You can recline the second row, but you must utilise its slide function to give anyone sitting in the third row a little more leg room. Still, all the seats fold neatly into the floor when not needed, and the doors open to nearly 90deg, which is handy when loading a child seat.
Nissan's X-Trail ePower does the hybrid thing differently to the other kids
1. Hyundai Santa Fe HEV
Our pick: 1.6 T-GDi Hybrid Premium 4WD Price: £44,945
Yes, the Hyundai Santa Fe is indeed a close relative to the Kia Sorento, and it uses the same 1.6-litre petrol and electric motor combination. However, while the Kia is only available in everything but the kitchen sink Edition trim and costs over £50,000, the Santa Fe gives you the same practicality and performance but costs nearly £6000 less in our preferred Premium trim.

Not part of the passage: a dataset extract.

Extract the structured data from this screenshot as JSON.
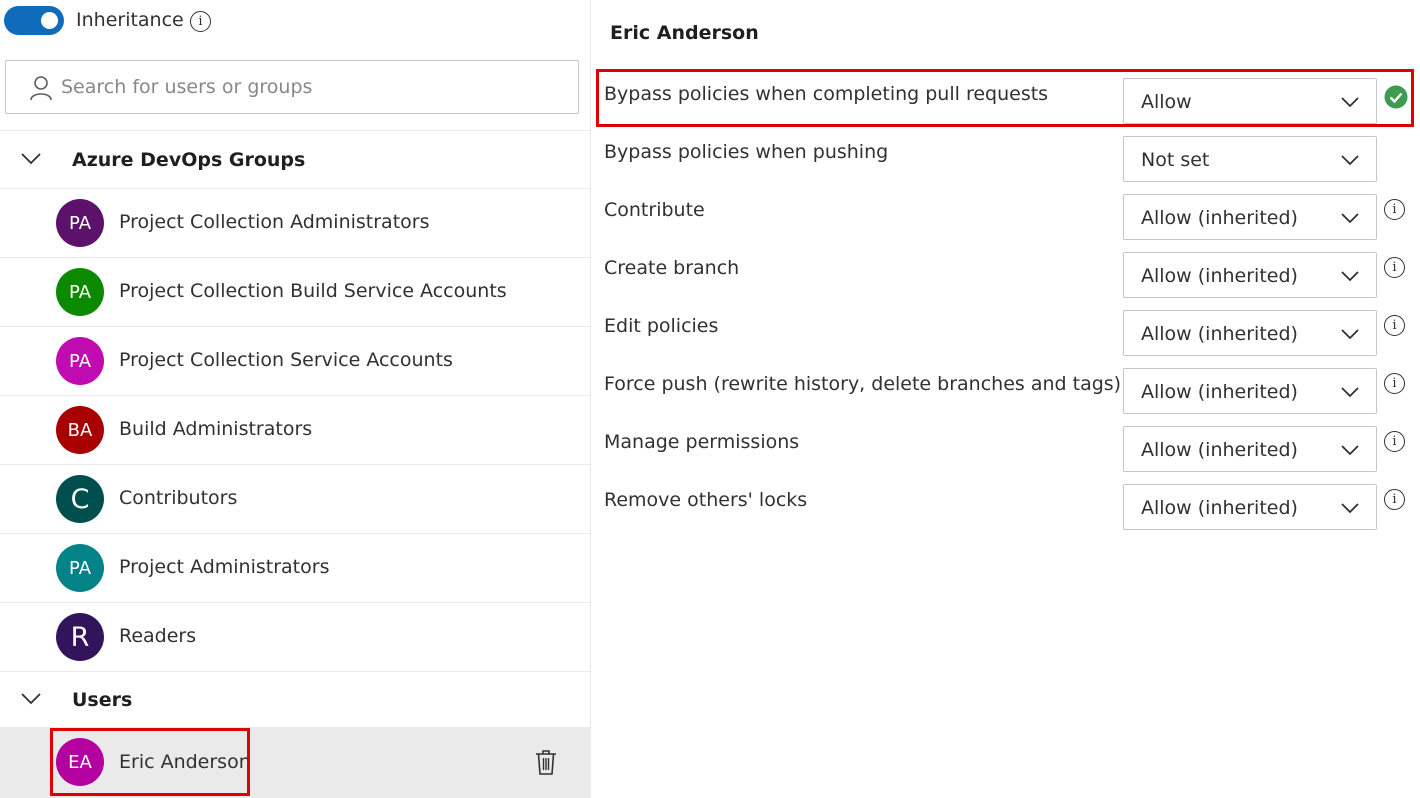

It isn't as if the Santa Fe is lacking in equipment in Premium trim because you still get an upgraded Krell sound system, leather seats with electric front seat adjustment, a 10.1in touchscreen infotainment system with sat-nav, LED headlights, rear parking sensors and a reversing camera. And you still get the same versatile seating and respectable 40mpg fuel economy as the Sorento, just for a more palatable price. Add an excellent reliability record and a long five-year warranty, and you have the best seven-seater hybrid.
The Santa Fe is way cheaper than the Kia